The FT notes:
Switzerland upped the ante in a global regulatory assault on the banking industry on Thursday as its central bank warned that Zurich was examining the forced shrinkage of banking groups such as UBS and Credit Suisse to contain the risks posed by their size.
The central bank is looking at imposing constraints on the size of its biggest domestic banks unless global policymakers can come up with a new system to deal with large banks when they fail.
Philipp Hildebrand, vice-chairman of the Swiss National Bank, said: “There can be no more taboos, given our experiences of the last two years.”
“There are advantages to size . . . [but] in the case of the large international banks, the empirical evidence would seem to suggest that these institutions have long exceeded the size needed to make full use of these advantages,” Mr Hildebrand said as the central bank unveiled its stability report.

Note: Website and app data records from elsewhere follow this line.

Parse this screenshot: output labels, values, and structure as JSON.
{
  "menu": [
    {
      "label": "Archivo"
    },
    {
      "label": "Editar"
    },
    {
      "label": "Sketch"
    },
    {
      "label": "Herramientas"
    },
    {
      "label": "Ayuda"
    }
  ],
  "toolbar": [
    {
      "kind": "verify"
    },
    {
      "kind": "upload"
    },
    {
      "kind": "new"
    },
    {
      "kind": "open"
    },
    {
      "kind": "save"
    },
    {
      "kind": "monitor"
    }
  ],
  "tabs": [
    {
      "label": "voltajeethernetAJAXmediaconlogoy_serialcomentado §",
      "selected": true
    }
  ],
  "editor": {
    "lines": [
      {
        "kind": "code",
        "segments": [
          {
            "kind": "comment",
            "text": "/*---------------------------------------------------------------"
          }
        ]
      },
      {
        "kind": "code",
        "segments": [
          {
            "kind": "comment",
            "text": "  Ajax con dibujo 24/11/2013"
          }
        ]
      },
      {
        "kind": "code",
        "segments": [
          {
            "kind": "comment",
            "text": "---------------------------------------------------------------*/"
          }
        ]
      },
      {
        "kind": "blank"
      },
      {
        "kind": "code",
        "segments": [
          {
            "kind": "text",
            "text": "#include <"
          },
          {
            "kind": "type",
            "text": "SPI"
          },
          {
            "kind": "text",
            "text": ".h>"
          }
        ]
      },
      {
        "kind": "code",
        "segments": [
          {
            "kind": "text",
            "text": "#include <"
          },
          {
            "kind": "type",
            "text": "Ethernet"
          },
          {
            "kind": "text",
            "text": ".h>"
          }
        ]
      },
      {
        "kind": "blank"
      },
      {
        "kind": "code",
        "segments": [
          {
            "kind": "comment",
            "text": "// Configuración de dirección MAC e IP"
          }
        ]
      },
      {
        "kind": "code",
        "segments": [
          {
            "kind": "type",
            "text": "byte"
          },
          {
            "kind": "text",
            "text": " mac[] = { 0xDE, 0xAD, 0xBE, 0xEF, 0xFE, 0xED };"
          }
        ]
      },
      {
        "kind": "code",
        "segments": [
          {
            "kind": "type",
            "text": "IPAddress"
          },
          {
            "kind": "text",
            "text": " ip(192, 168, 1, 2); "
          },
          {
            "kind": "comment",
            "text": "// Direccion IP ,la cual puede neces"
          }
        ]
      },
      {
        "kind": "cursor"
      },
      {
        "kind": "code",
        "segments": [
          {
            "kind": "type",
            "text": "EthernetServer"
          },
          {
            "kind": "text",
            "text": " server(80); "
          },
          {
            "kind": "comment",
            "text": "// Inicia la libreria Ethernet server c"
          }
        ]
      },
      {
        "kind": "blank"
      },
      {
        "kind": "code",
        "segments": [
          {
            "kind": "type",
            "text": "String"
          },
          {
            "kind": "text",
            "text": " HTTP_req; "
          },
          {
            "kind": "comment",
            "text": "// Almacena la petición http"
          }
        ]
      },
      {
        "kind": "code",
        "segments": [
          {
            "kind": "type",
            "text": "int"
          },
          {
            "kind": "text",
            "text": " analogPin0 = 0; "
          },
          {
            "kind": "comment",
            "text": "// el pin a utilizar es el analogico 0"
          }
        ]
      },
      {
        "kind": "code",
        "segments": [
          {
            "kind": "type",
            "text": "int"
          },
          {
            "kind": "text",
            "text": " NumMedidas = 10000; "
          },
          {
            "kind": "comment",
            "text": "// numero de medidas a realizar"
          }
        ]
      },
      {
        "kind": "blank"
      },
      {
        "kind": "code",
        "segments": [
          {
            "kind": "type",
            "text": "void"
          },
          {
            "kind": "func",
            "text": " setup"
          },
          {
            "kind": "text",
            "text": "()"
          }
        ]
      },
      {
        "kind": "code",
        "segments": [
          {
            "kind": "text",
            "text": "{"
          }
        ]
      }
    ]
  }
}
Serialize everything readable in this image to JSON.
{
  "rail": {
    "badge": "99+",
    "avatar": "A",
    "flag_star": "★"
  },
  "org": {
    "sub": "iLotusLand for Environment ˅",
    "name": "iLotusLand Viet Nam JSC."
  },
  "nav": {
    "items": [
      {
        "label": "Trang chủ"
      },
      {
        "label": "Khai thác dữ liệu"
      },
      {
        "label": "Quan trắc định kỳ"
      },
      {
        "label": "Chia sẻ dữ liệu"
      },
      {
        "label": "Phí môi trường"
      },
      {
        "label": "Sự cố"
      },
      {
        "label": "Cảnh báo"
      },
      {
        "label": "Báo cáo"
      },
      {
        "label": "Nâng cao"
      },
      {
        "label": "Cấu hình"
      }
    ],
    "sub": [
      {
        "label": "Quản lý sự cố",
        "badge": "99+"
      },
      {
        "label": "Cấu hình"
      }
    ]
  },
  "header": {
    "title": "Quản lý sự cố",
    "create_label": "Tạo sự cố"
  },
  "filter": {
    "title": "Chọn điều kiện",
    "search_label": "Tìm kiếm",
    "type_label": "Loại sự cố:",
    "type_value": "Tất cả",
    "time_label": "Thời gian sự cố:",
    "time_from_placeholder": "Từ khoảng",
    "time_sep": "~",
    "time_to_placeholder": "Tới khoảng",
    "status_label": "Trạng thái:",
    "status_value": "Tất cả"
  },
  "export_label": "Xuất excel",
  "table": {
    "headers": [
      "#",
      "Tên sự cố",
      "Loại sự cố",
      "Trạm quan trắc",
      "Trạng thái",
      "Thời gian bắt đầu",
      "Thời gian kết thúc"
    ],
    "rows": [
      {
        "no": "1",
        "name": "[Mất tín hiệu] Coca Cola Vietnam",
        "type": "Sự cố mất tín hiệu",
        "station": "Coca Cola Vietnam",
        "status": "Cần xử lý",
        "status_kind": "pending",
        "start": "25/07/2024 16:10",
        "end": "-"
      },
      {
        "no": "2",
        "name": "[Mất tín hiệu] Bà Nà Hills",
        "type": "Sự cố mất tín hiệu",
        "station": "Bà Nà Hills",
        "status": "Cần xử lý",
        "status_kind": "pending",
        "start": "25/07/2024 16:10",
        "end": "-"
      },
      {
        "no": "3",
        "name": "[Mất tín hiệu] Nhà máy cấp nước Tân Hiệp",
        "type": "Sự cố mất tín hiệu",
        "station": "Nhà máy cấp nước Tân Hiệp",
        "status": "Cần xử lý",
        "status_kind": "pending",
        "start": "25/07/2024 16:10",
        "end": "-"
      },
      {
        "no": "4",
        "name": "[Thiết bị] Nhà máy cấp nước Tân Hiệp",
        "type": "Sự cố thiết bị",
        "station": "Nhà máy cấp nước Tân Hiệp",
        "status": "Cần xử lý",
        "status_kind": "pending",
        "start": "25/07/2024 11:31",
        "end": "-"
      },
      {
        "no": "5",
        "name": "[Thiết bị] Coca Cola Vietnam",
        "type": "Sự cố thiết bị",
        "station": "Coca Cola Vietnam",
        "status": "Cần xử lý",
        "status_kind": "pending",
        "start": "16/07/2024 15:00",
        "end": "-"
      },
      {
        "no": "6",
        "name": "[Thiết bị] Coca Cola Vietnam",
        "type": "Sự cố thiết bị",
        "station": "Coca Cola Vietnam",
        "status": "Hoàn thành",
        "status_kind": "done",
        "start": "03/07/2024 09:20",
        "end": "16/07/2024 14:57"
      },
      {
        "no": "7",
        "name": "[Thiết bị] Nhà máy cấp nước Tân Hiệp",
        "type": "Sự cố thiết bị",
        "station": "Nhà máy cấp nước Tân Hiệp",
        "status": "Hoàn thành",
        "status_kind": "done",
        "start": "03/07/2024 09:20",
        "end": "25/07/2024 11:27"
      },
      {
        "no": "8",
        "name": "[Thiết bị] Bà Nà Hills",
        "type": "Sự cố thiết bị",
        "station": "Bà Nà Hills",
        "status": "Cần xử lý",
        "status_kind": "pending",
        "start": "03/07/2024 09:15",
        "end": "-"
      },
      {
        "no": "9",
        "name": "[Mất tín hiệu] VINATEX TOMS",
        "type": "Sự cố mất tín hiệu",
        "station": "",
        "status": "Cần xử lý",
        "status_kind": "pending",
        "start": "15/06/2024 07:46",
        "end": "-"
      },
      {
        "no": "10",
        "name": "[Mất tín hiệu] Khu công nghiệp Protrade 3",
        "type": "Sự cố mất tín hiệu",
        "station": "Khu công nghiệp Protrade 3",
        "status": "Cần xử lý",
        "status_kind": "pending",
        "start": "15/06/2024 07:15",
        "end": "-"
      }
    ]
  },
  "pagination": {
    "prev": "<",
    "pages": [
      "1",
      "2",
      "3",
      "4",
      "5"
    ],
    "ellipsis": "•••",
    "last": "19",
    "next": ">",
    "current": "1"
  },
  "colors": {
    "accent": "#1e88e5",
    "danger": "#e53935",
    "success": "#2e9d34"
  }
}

So we split major banks in two.
But they still are opaque.
They still won’t lend to customers.
They still play the casino.
They still trade with each other so that the risk is systemic, not specific.
And then what’s very clear is that we’ve got nowhere by doing so.
It’s not size that matters. It’s the fact that the model is wrong. Shrinking it will not make it fit the need we have. Changing it will.